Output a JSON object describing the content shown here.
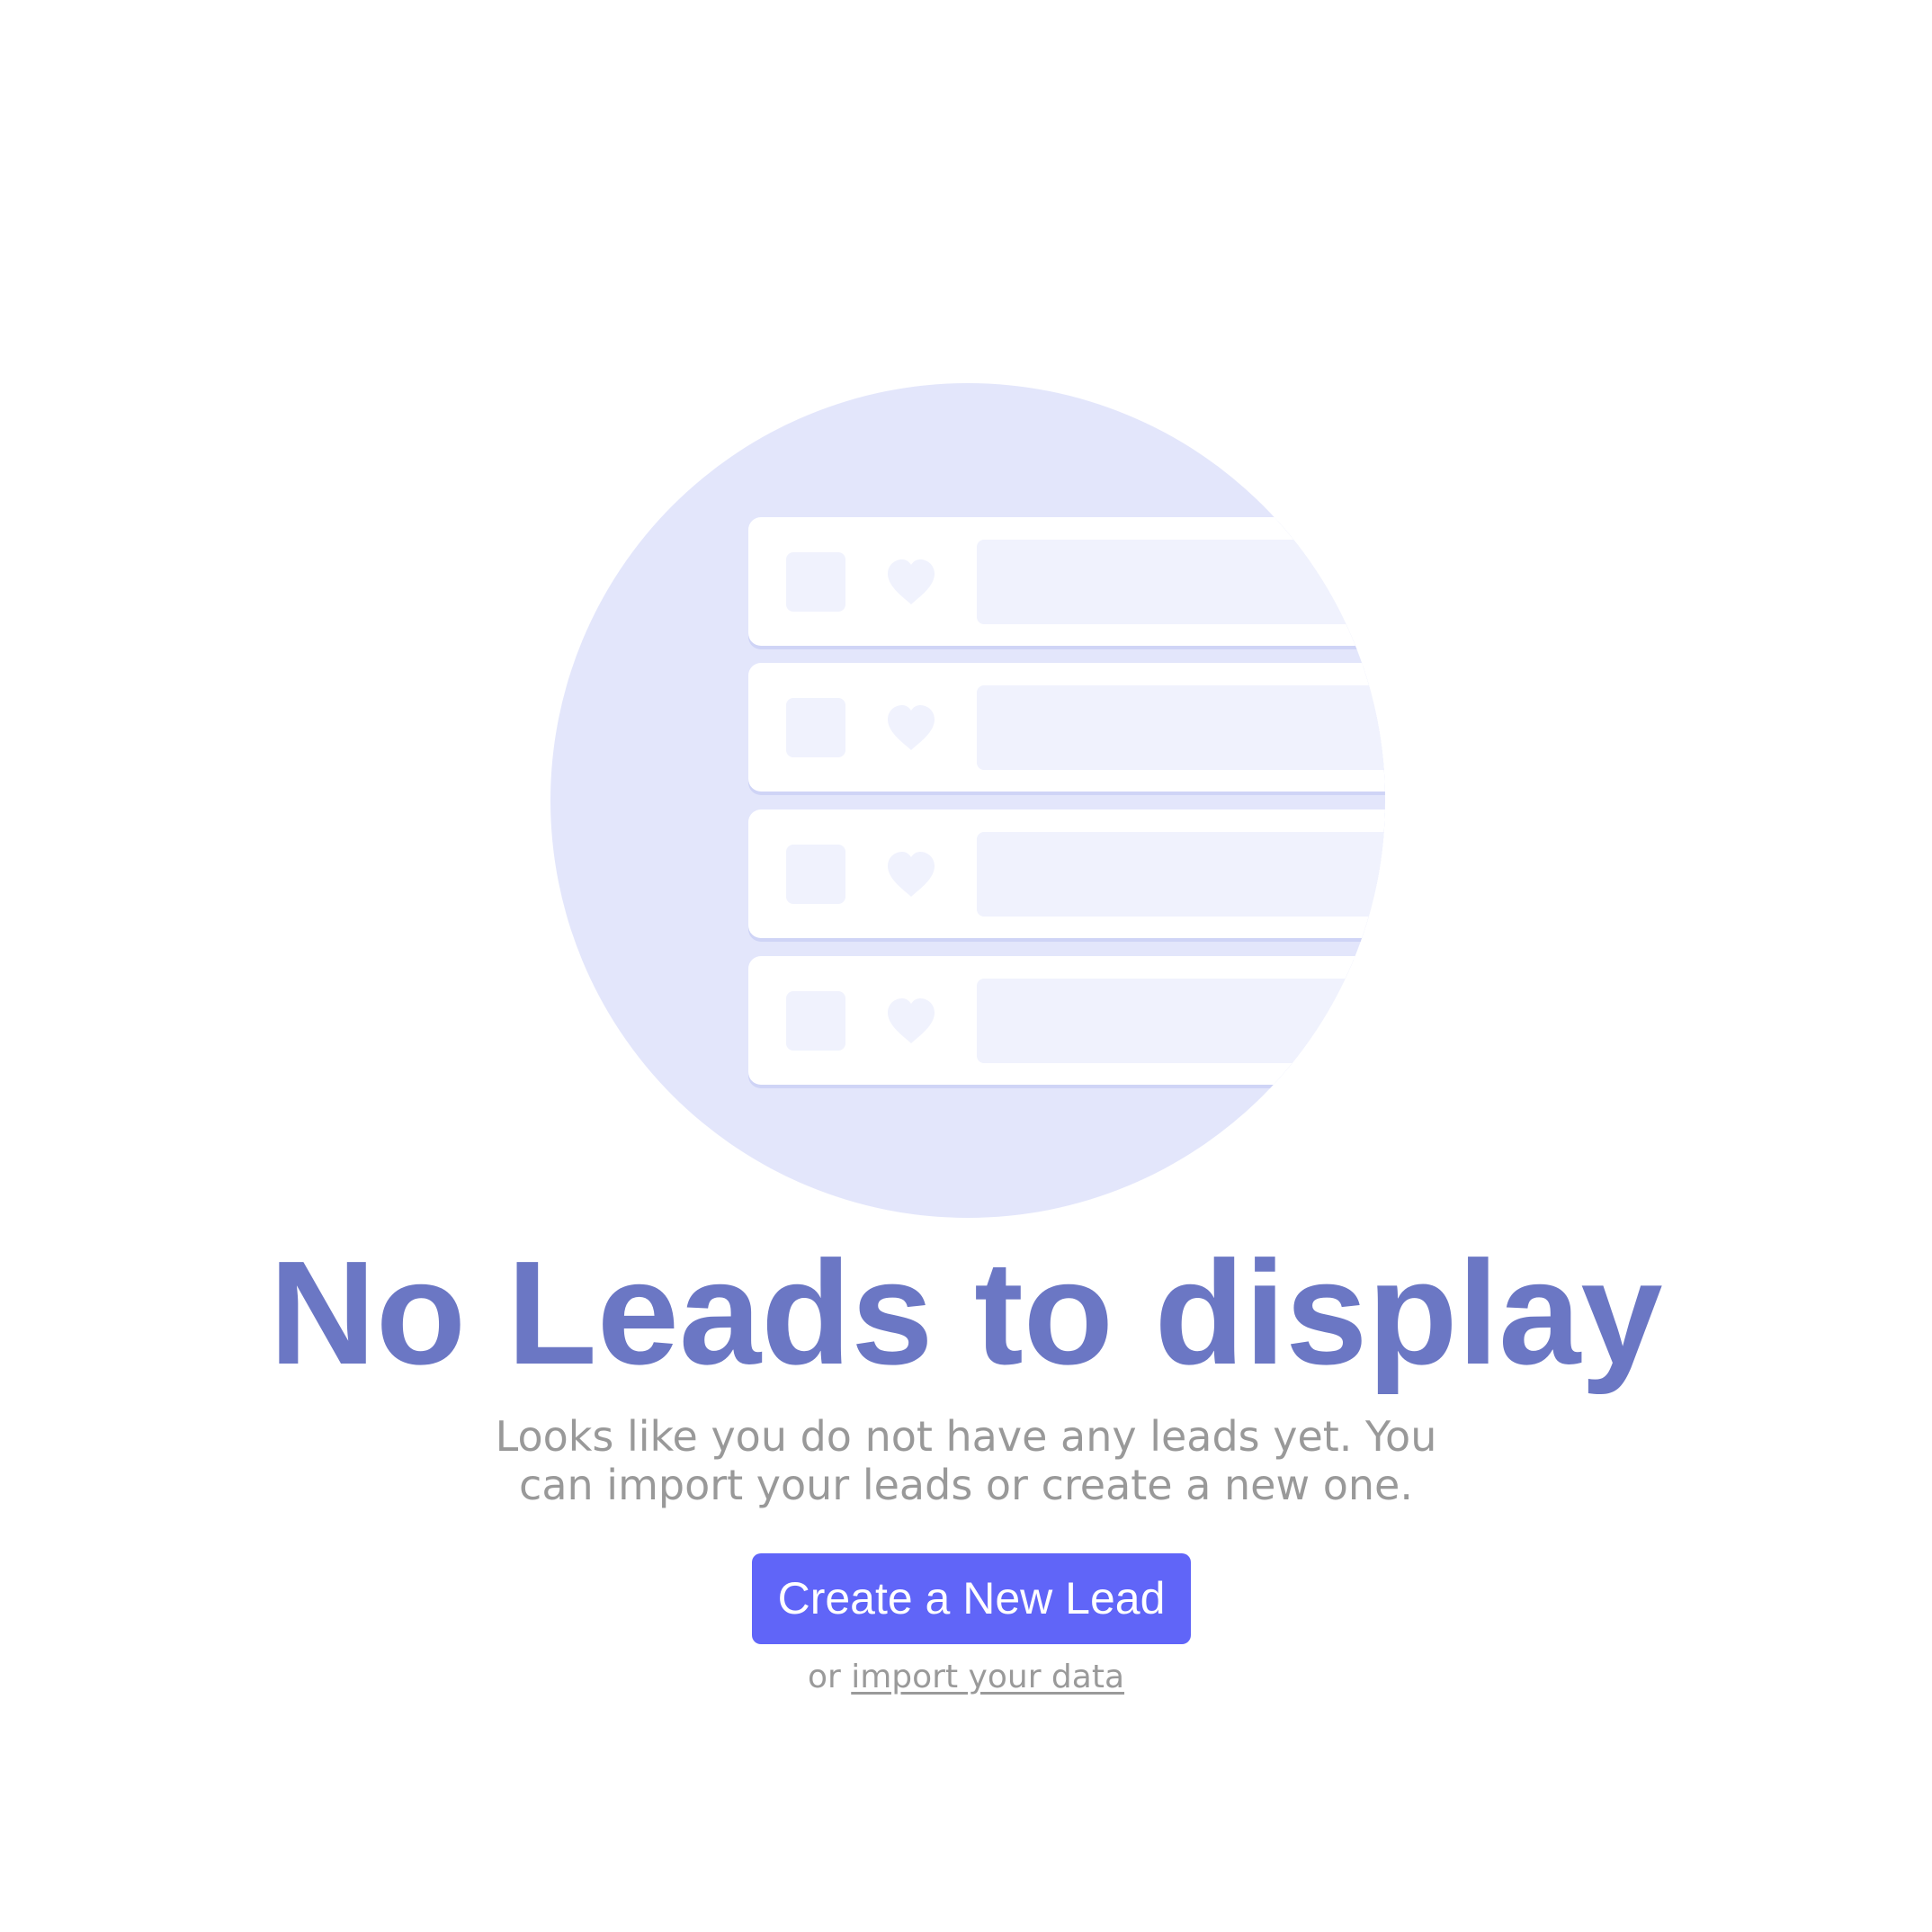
{
  "empty_state": {
    "title": "No Leads to display",
    "description": "Looks like you do not have any leads yet. You can import your leads or create a new one.",
    "primary_action_label": "Create a New Lead",
    "secondary_prefix": "or",
    "secondary_link_label": "import your data"
  },
  "illustration": {
    "icons": [
      "checkbox-placeholder-icon",
      "heart-icon"
    ],
    "placeholder_rows": 4
  },
  "colors": {
    "title": "#6b77c4",
    "primary_button": "#6065f8",
    "illustration_circle": "#e3e6fb",
    "placeholder": "#f0f2fd",
    "muted_text": "#999999"
  }
}
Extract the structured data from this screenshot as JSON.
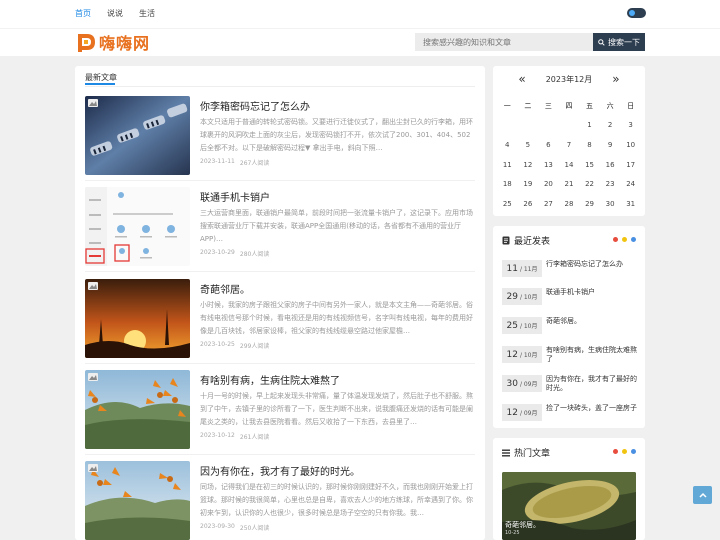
{
  "topnav": {
    "items": [
      "首页",
      "说说",
      "生活"
    ]
  },
  "header": {
    "logo_text": "嗨嗨网",
    "search_placeholder": "搜索感兴趣的知识和文章",
    "search_button": "搜索一下"
  },
  "main": {
    "title": "最新文章",
    "articles": [
      {
        "title": "你李箱密码忘记了怎么办",
        "excerpt": "本文只适用于普通的转轮式密码锁。又要进行迁徙仪式了，翻出尘封已久的行李箱，用环球裹开的风洞吹走上面的灰尘后，发现密码锁打不开，依次试了200、301、404、502后全都不对。以下是破解密码过程▼ 拿出手电，斜向下照…",
        "date": "2023-11-11",
        "views": "267人阅读"
      },
      {
        "title": "联通手机卡销户",
        "excerpt": "三大运营商里面，联通销户最简单，前段时间把一张流量卡销户了，这记录下。应用市场搜索联通营业厅下载并安装，联通APP全国通用(移动的话，各省都有不通用的营业厅APP)…",
        "date": "2023-10-29",
        "views": "280人阅读"
      },
      {
        "title": "奇葩邻居。",
        "excerpt": "小时候，我家的房子跟祖父家的房子中间有另外一家人，就是本文主角——奇葩邻居。俗有线电视信号那个时候，看电视还是用的有线视频信号，名字叫有线电视，每年的费用好像是几百块钱，邻居家设棒，祖父家的有线线缆悬空路过他家屋檐…",
        "date": "2023-10-25",
        "views": "299人阅读"
      },
      {
        "title": "有啥别有病，生病住院太难熬了",
        "excerpt": "十月一号的时候，早上起来发现头非常痛，量了体温发现发烧了，然后肚子也不舒服。熬到了中午，去镇子里的诊所看了一下，医生判断不出来，说我腹痛还发烧的话有可能是阑尾炎之类的，让我去县医院看看。然后又收拾了一下东西，去县里了…",
        "date": "2023-10-12",
        "views": "261人阅读"
      },
      {
        "title": "因为有你在，我才有了最好的时光。",
        "excerpt": "同场，记得我们是在初三的时候认识的，那时候你刚刚建好不久，而我也刚刚开始爱上打篮球。那时候的我很简单，心里也总是自卑，喜欢去人少的地方练球，所幸遇到了你。你初来乍到，认识你的人也很少，很多时候总是场子空空的只有你我。我…",
        "date": "2023-09-30",
        "views": "250人阅读"
      }
    ]
  },
  "calendar": {
    "month_label": "2023年12月",
    "prev": "«",
    "next": "»",
    "weekdays": [
      "一",
      "二",
      "三",
      "四",
      "五",
      "六",
      "日"
    ],
    "weeks": [
      [
        "",
        "",
        "",
        "",
        "1",
        "2",
        "3"
      ],
      [
        "4",
        "5",
        "6",
        "7",
        "8",
        "9",
        "10"
      ],
      [
        "11",
        "12",
        "13",
        "14",
        "15",
        "16",
        "17"
      ],
      [
        "18",
        "19",
        "20",
        "21",
        "22",
        "23",
        "24"
      ],
      [
        "25",
        "26",
        "27",
        "28",
        "29",
        "30",
        "31"
      ]
    ]
  },
  "latest": {
    "title": "最近发表",
    "items": [
      {
        "day": "11",
        "month": "/ 11月",
        "title": "行李箱密码忘记了怎么办"
      },
      {
        "day": "29",
        "month": "/ 10月",
        "title": "联通手机卡销户"
      },
      {
        "day": "25",
        "month": "/ 10月",
        "title": "奇葩邻居。"
      },
      {
        "day": "12",
        "month": "/ 10月",
        "title": "有啥别有病，生病住院太难熬了"
      },
      {
        "day": "30",
        "month": "/ 09月",
        "title": "因为有你在，我才有了最好的时光。"
      },
      {
        "day": "12",
        "month": "/ 09月",
        "title": "捡了一块砖头，盖了一座房子"
      }
    ]
  },
  "hot": {
    "title": "热门文章",
    "caption": "奇葩邻居。",
    "meta": "10-25"
  },
  "colors": {
    "accent": "#1e88e5",
    "dot_red": "#e74c3c",
    "dot_yellow": "#f1c40f",
    "dot_blue": "#4a90e2",
    "search_button_bg": "#2d3e50"
  }
}
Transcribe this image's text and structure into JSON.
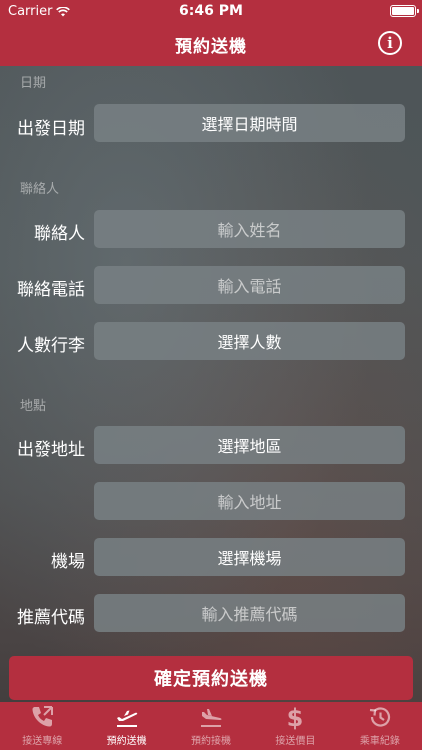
{
  "status_bar": {
    "carrier": "Carrier",
    "time": "6:46 PM",
    "battery_level": 1.0
  },
  "nav": {
    "title": "預約送機",
    "info_label": "i"
  },
  "sections": {
    "date": "日期",
    "contact": "聯絡人",
    "address": "地點"
  },
  "rows": {
    "departure_date": {
      "label": "出發日期",
      "value": "選擇日期時間"
    },
    "contact_name": {
      "label": "聯絡人",
      "placeholder": "輸入姓名"
    },
    "contact_phone": {
      "label": "聯絡電話",
      "placeholder": "輸入電話"
    },
    "passengers": {
      "label": "人數行李",
      "value": "選擇人數"
    },
    "departure_address": {
      "label": "出發地址",
      "region_value": "選擇地區",
      "address_placeholder": "輸入地址"
    },
    "airport": {
      "label": "機場",
      "value": "選擇機場"
    },
    "referral_code": {
      "label": "推薦代碼",
      "placeholder": "輸入推薦代碼"
    }
  },
  "confirm_button": "確定預約送機",
  "tabs": [
    {
      "label": "接送專線",
      "icon": "phone-icon",
      "active": false
    },
    {
      "label": "預約送機",
      "icon": "plane-departure-icon",
      "active": true
    },
    {
      "label": "預約接機",
      "icon": "plane-arrival-icon",
      "active": false
    },
    {
      "label": "接送價目",
      "icon": "dollar-icon",
      "active": false
    },
    {
      "label": "乘車紀錄",
      "icon": "history-icon",
      "active": false
    }
  ],
  "colors": {
    "brand": "#b42f3f",
    "field": "#7a8185"
  }
}
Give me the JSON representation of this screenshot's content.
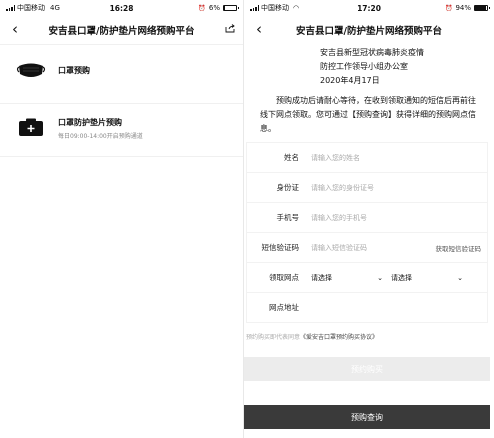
{
  "left": {
    "status": {
      "carrier": "中国移动",
      "network": "4G",
      "time": "16:28",
      "battery": "6%",
      "battery_level": 0.06
    },
    "nav": {
      "title": "安吉县口罩/防护垫片网络预购平台"
    },
    "items": [
      {
        "label": "口罩预购",
        "subtitle": ""
      },
      {
        "label": "口罩防护垫片预购",
        "subtitle": "每日09:00-14:00开启预购通道"
      }
    ]
  },
  "right": {
    "status": {
      "carrier": "中国移动",
      "time": "17:20",
      "battery": "94%",
      "battery_level": 0.94
    },
    "nav": {
      "title": "安吉县口罩/防护垫片网络预购平台"
    },
    "issuer": [
      "安吉县新型冠状病毒肺炎疫情",
      "防控工作领导小组办公室",
      "2020年4月17日"
    ],
    "notice": "预购成功后请耐心等待，在收到领取通知的短信后再前往线下网点领取。您可通过【预购查询】获得详细的预购网点信息。",
    "form": {
      "name_label": "姓名",
      "name_placeholder": "请输入您的姓名",
      "id_label": "身份证",
      "id_placeholder": "请输入您的身份证号",
      "phone_label": "手机号",
      "phone_placeholder": "请输入您的手机号",
      "code_label": "短信验证码",
      "code_placeholder": "请输入短信验证码",
      "get_code": "获取短信验证码",
      "pickup_label": "领取网点",
      "select1": "请选择",
      "select2": "请选择",
      "address_label": "网点地址"
    },
    "agreement": {
      "prefix": "预约购买即代表同意",
      "link": "《爱安吉口罩预约购买协议》"
    },
    "buy_button": "预约购买",
    "query_button": "预购查询"
  }
}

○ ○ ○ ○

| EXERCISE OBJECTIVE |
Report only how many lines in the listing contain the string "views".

| YOUR RESPONSE |
5